Spielzeit 26.08. - 09.10.

The art of calligraphy


Chinese calligraphy has existed for at least 2,300 years. The oldest extant examples are written on the gravestones of kings. By the 3rdcentury at the latest, calligraphy reached Japan and as in China before it became deeply linked with Buddhism and the Zen tradition.

In Zen, someone who gains religious enlightenment is asked by his master to write a poem. This reveals his insight and his actions, it reveals him as a complete person. When a poem is written as calligraphy, it is not only the words which reveal the practitioner, but also the traces of his writing. The formless form of dharma is evident in these traces; the truth as Buddhism understands it is expressed directly and individually.

When we look at the calligraphies of the great masters, we encounter their embodiment of insight, which never stops flowing, just like their calligraphy over the course of their lifetime. Encountering their last calligraphies is a transformative experience. In contrast with painting, in calligraphy there is no possibility for correction. Each sign is written only once. The act of writing is unique and unrepeatable, like our life. This is in keeping with the Japanese saying: a meeting, once and for ever.

»For the Ruhrtriennale I have written calligraphies under special conditions: the brush which I have used was still fresh and did not know my hand, the paper which was available was one I did not know. This represents a great challenge for me, like all deeds in our fleeting lives. All our deeds are art, at the same time calligraphy is a considerable art form.
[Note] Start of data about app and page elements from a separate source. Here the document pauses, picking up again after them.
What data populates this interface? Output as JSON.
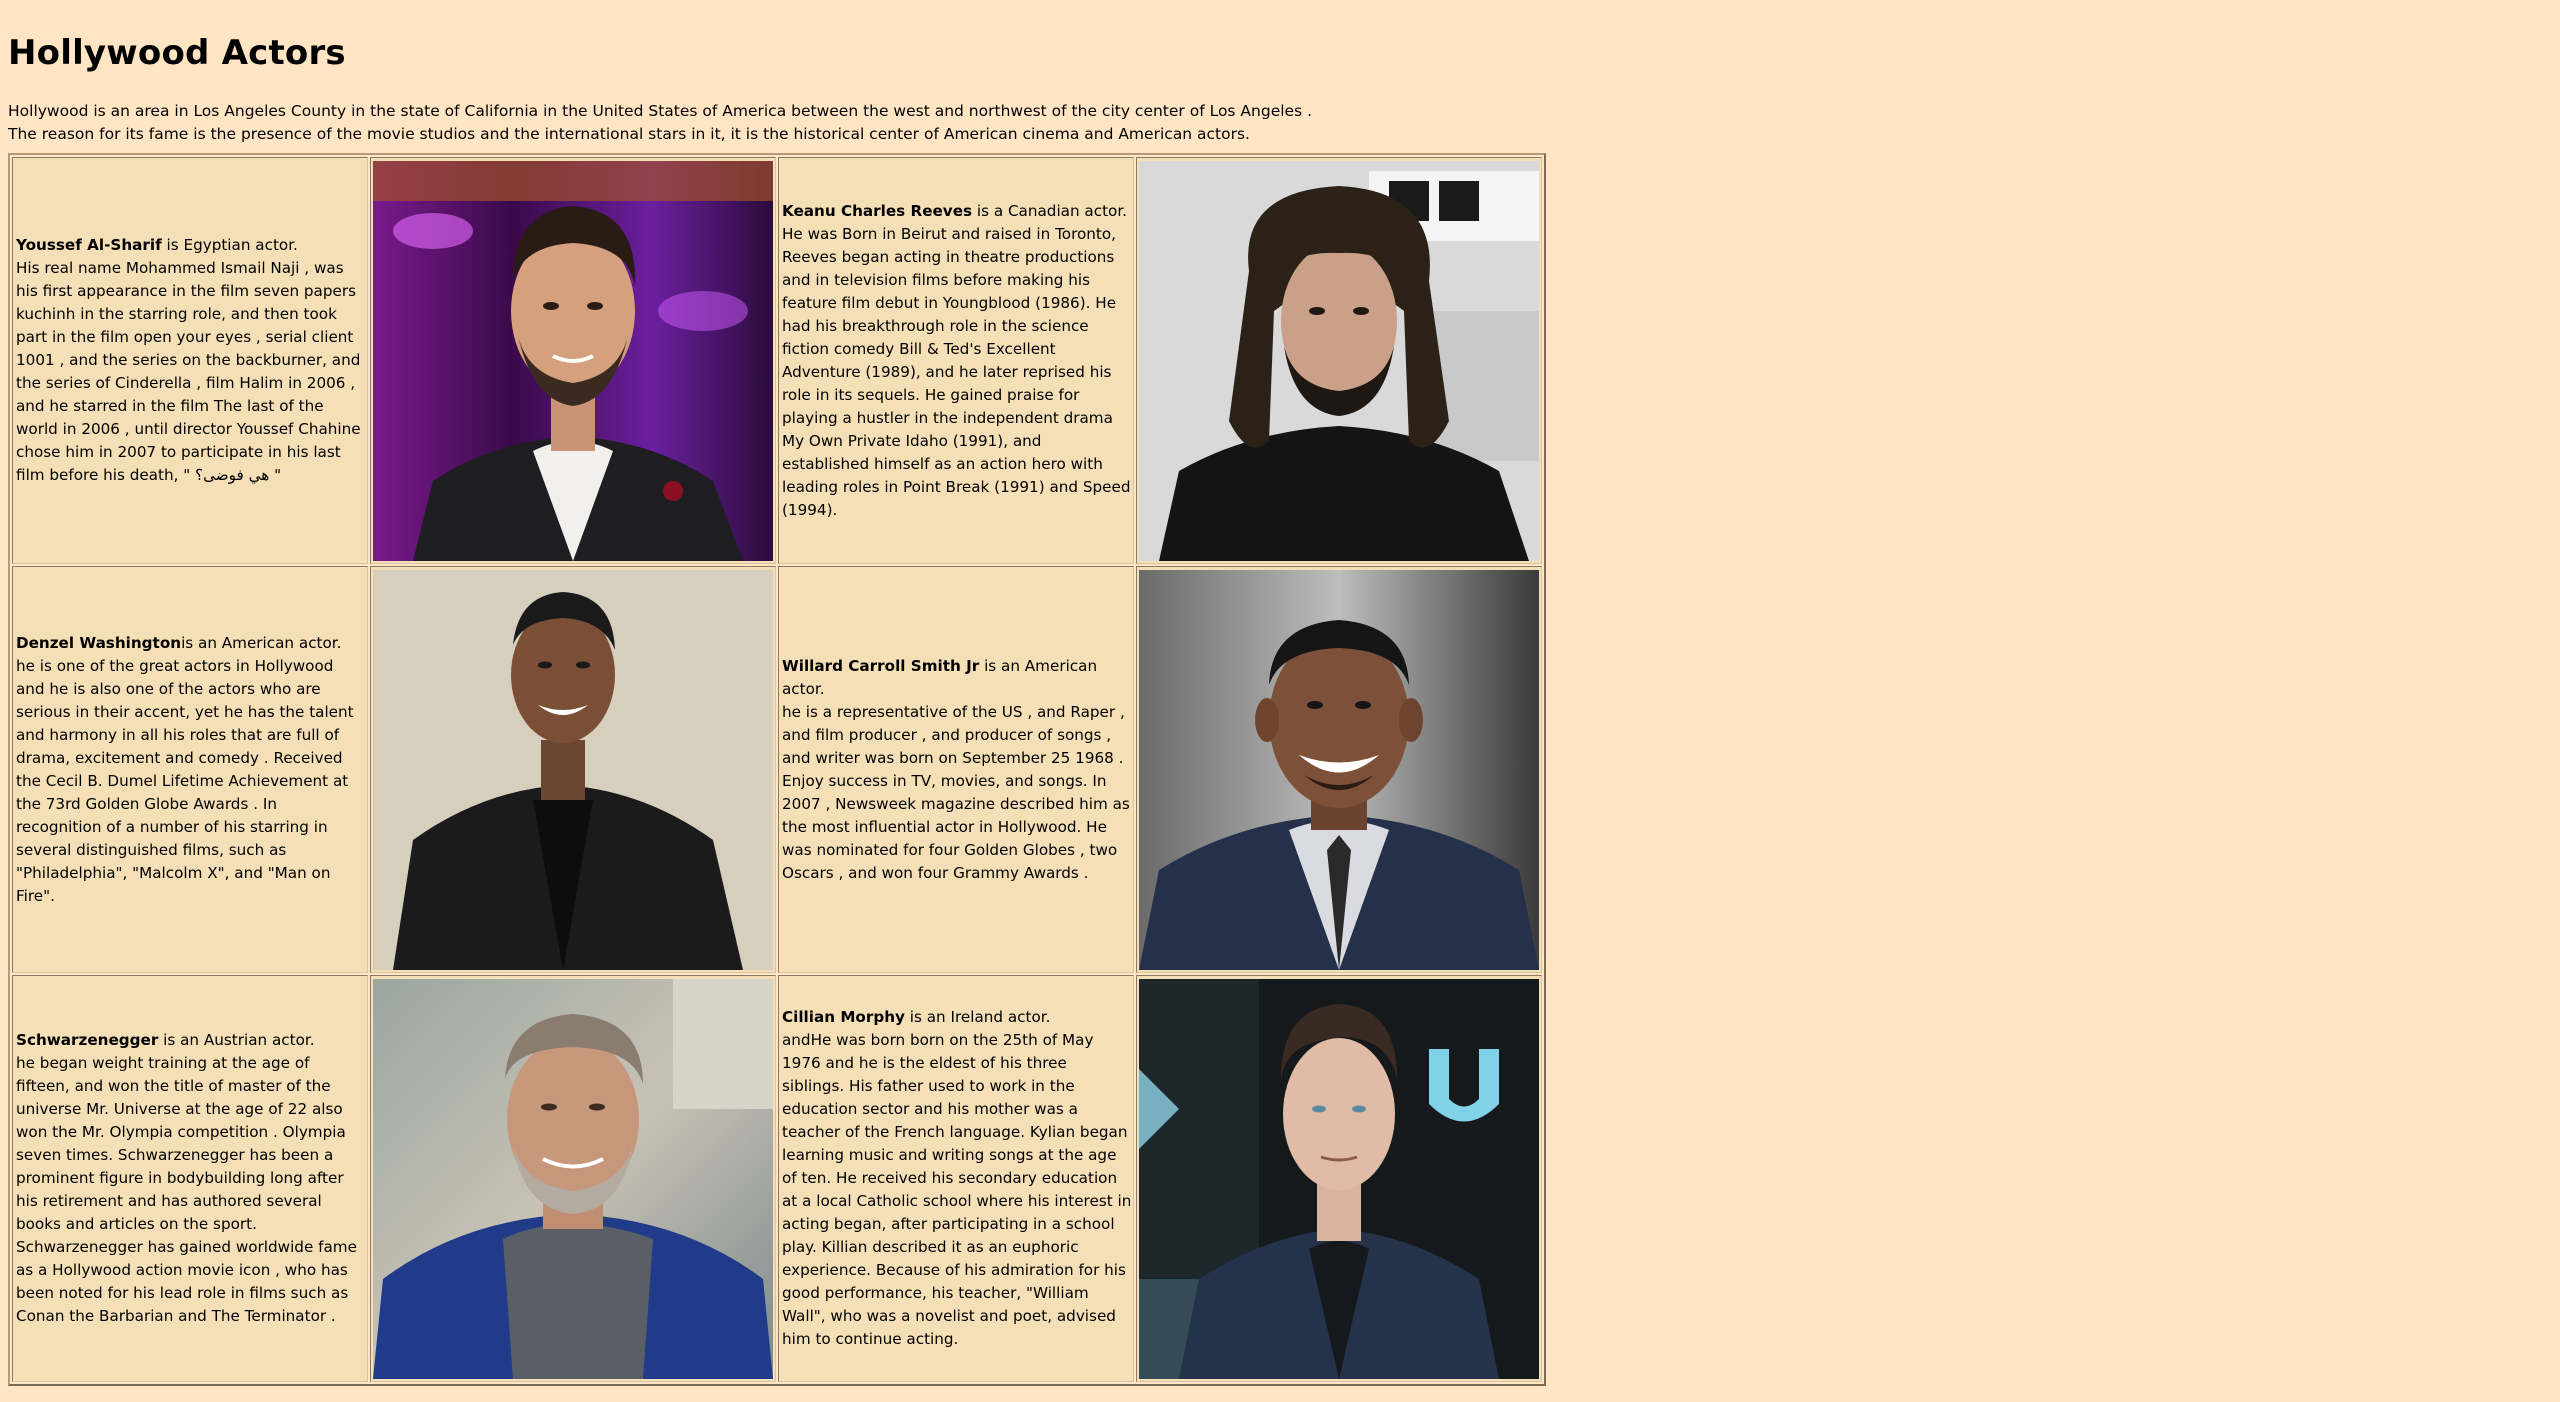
{
  "page": {
    "title": "Hollywood Actors",
    "intro_line1": "Hollywood is an area in Los Angeles County in the state of California in the United States of America between the west and northwest of the city center of Los Angeles .",
    "intro_line2": "The reason for its fame is the presence of the movie studios and the international stars in it, it is the historical center of American cinema and American actors."
  },
  "actors": [
    {
      "name": "Youssef Al-Sharif",
      "tagline": " is Egyptian actor.",
      "bio": "His real name Mohammed Ismail Naji , was his first appearance in the film seven papers kuchinh in the starring role, and then took part in the film open your eyes , serial client 1001 , and the series on the backburner, and the series of Cinderella , film Halim in 2006 , and he starred in the film The last of the world in 2006 , until director Youssef Chahine chose him in 2007 to participate in his last film before his death, \" هي فوضى؟ \"",
      "photo_alt": "Youssef Al-Sharif portrait"
    },
    {
      "name": "Keanu Charles Reeves",
      "tagline": " is a Canadian actor.",
      "bio": "He was Born in Beirut and raised in Toronto, Reeves began acting in theatre productions and in television films before making his feature film debut in Youngblood (1986). He had his breakthrough role in the science fiction comedy Bill & Ted's Excellent Adventure (1989), and he later reprised his role in its sequels. He gained praise for playing a hustler in the independent drama My Own Private Idaho (1991), and established himself as an action hero with leading roles in Point Break (1991) and Speed (1994).",
      "photo_alt": "Keanu Reeves portrait"
    },
    {
      "name": "Denzel Washington",
      "tagline": "is an American actor.",
      "bio": "he is one of the great actors in Hollywood and he is also one of the actors who are serious in their accent, yet he has the talent and harmony in all his roles that are full of drama, excitement and comedy . Received the Cecil B. Dumel Lifetime Achievement at the 73rd Golden Globe Awards . In recognition of a number of his starring in several distinguished films, such as \"Philadelphia\", \"Malcolm X\", and \"Man on Fire\".",
      "photo_alt": "Denzel Washington portrait"
    },
    {
      "name": "Willard Carroll Smith Jr",
      "tagline": " is an American actor.",
      "bio": "he is a representative of the US , and Raper , and film producer , and producer of songs , and writer was born on September 25 1968 . Enjoy success in TV, movies, and songs. In 2007 , Newsweek magazine described him as the most influential actor in Hollywood. He was nominated for four Golden Globes , two Oscars , and won four Grammy Awards .",
      "photo_alt": "Will Smith portrait"
    },
    {
      "name": "Schwarzenegger",
      "tagline": " is an Austrian actor.",
      "bio": "he began weight training at the age of fifteen, and won the title of master of the universe Mr. Universe at the age of 22 also won the Mr. Olympia competition . Olympia seven times. Schwarzenegger has been a prominent figure in bodybuilding long after his retirement and has authored several books and articles on the sport. Schwarzenegger has gained worldwide fame as a Hollywood action movie icon , who has been noted for his lead role in films such as Conan the Barbarian and The Terminator .",
      "photo_alt": "Arnold Schwarzenegger portrait"
    },
    {
      "name": "Cillian Morphy",
      "tagline": " is an Ireland actor.",
      "bio": "andHe was born born on the 25th of May 1976 and he is the eldest of his three siblings. His father used to work in the education sector and his mother was a teacher of the French language. Kylian began learning music and writing songs at the age of ten. He received his secondary education at a local Catholic school where his interest in acting began, after participating in a school play. Killian described it as an euphoric experience. Because of his admiration for his good performance, his teacher, \"William Wall\", who was a novelist and poet, advised him to continue acting.",
      "photo_alt": "Cillian Murphy portrait"
    }
  ],
  "colors": {
    "page_background": "#ffe5c4",
    "cell_background": "#f5dfb6"
  }
}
In my view, art is like collecting snow in a silver bowl; carrying snow from the mountain peaks down to the dry spring in the valley.« (Sasaki Gensô Rôshi)

A lecture in the course of the exhibition Snow in a Silver Bowl.